A good sportsbook should be easy to use and offer a variety of betting options. It should accept deposits through traditional and electronic banking methods, and it should be secure. It should also have customer support available around the clock. It is a good idea to find out whether sports betting is legal in your area before you place a bet.
Some states have laws against sports betting, while others have legalized it. Nevada, for example, has had a sportsbook since 1949, and New Jersey citizens voted to allow sports gambling in 1979. Sportsbooks are now legal in more than 20 states, and many have moved online to offer a convenient way for gamblers to place their bets.
Most sportsbooks have a clear betting section, where you can see the odds and lines for each event. They will also clearly label the payouts on different types of bets. Betting on a favored team will generally have higher odds, but the payouts are lower. The other option is to bet on an underdog, which has lower odds but a higher payout.
The location of a game can also affect the result, which is something that oddsmakers take into account when setting their lines. For example, a home team’s field or court may have an impact on a game’s outcome, especially when they are playing against an opponent who is a strong road team.

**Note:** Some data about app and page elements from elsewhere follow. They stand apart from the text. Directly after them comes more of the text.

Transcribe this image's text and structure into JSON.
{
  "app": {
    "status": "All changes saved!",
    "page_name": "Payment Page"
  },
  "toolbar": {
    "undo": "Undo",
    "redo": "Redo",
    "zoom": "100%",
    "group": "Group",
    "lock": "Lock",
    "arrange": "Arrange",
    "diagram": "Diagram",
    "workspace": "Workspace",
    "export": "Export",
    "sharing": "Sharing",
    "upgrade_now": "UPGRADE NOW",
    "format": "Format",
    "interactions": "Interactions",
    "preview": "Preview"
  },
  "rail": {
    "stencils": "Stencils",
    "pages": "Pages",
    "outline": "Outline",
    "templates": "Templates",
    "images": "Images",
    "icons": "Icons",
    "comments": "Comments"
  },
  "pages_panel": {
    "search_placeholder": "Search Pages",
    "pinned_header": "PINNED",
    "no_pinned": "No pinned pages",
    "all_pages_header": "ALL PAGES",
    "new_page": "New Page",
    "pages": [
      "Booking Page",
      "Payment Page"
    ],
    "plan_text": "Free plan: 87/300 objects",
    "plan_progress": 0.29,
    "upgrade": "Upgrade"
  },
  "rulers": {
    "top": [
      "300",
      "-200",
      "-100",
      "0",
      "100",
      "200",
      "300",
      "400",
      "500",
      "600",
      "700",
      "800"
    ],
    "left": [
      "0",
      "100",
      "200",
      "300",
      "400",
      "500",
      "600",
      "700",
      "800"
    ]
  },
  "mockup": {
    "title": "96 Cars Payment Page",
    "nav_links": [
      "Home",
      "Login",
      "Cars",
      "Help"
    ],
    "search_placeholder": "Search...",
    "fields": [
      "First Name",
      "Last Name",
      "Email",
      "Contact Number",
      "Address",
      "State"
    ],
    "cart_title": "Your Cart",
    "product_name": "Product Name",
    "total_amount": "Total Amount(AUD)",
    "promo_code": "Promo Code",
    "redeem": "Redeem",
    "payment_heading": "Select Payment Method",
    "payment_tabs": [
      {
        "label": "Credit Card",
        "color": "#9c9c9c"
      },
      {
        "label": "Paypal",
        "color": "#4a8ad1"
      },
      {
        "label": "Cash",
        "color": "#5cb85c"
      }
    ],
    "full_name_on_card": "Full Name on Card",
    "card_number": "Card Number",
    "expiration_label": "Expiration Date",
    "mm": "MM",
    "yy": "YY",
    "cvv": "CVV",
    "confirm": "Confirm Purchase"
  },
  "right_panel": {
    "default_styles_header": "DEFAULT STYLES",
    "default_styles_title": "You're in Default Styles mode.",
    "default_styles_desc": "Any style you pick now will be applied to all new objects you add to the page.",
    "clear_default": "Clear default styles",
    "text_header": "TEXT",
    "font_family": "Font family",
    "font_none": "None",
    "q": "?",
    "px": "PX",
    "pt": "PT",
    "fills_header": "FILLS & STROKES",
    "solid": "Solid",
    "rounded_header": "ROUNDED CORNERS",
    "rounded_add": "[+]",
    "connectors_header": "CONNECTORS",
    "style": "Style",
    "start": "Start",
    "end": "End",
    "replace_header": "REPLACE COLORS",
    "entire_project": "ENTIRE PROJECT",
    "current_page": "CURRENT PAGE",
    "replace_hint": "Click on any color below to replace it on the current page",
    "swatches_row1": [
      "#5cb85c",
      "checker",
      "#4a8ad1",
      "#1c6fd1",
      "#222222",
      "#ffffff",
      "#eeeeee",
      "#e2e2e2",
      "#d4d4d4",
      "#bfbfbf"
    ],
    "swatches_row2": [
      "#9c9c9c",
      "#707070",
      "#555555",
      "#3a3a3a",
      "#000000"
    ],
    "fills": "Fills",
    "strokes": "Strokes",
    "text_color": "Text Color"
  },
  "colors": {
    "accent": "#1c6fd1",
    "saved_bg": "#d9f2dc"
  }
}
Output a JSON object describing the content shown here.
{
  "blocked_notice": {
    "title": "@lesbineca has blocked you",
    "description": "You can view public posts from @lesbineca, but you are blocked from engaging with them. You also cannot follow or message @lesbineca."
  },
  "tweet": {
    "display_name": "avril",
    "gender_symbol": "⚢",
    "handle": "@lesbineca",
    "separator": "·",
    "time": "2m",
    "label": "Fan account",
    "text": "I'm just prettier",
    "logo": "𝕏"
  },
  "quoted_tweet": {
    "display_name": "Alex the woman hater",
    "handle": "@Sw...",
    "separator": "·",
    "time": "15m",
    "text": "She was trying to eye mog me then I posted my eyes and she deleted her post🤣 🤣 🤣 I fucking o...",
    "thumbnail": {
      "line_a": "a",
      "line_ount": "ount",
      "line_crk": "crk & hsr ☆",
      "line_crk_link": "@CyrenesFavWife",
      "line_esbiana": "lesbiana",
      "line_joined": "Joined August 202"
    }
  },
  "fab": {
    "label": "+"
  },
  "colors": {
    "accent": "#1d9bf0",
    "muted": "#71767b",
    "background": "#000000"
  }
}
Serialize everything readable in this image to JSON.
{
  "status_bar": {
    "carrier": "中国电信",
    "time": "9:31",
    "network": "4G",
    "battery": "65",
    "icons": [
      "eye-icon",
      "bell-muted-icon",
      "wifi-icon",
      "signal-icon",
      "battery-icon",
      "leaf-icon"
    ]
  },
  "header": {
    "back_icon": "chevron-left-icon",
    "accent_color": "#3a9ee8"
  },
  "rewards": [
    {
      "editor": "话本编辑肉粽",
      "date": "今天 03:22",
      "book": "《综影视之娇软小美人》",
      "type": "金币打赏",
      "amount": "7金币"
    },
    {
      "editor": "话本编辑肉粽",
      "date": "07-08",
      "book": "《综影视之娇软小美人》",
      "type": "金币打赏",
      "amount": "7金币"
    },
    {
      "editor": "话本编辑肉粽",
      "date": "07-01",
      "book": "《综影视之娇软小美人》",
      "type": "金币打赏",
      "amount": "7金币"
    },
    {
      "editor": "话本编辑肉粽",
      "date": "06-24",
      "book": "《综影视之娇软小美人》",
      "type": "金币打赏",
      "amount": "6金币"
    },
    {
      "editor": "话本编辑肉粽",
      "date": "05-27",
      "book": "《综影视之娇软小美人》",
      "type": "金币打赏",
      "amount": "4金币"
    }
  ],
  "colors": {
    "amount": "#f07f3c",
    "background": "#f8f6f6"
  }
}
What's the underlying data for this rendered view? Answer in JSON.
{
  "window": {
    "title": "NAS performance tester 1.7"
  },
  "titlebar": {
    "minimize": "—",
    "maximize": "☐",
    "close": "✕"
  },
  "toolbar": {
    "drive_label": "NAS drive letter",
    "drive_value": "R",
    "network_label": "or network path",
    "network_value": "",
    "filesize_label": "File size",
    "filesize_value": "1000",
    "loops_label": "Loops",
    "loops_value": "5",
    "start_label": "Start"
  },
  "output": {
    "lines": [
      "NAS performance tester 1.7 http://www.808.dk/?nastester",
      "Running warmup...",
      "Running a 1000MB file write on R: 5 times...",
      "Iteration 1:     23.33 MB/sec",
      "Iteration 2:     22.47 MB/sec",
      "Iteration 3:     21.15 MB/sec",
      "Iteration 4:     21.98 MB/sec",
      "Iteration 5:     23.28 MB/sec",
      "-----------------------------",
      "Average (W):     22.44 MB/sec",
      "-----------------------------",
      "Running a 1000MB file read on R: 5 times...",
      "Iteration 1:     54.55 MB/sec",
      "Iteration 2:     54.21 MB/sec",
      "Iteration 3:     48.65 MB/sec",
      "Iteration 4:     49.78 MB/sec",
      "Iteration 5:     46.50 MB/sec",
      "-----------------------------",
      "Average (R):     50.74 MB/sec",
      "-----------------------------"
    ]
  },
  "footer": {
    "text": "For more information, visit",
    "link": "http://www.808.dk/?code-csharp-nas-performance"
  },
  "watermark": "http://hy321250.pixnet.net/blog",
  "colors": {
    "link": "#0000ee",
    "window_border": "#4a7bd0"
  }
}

When placing a bet in person, the sportsbook will give you a paper ticket with a rotation number, which is used to track your bet. The sportsbook will then calculate your potential winnings and notify you when you are a winner. It is important to know how to read these tickets and understand the odds, so you can maximize your winnings.
Online sportsbooks use a software platform to process the bets that customers place. While some companies design their own software, most pay a third party to create it for them. These systems are similar to physical sportsbooks, but they are much more efficient. They also feature a variety of betting options, including fantasy sports and esports. The difference between the two is that online sportsbooks are not limited by location and can be accessed from anywhere. This makes them a popular choice for people who are on the go.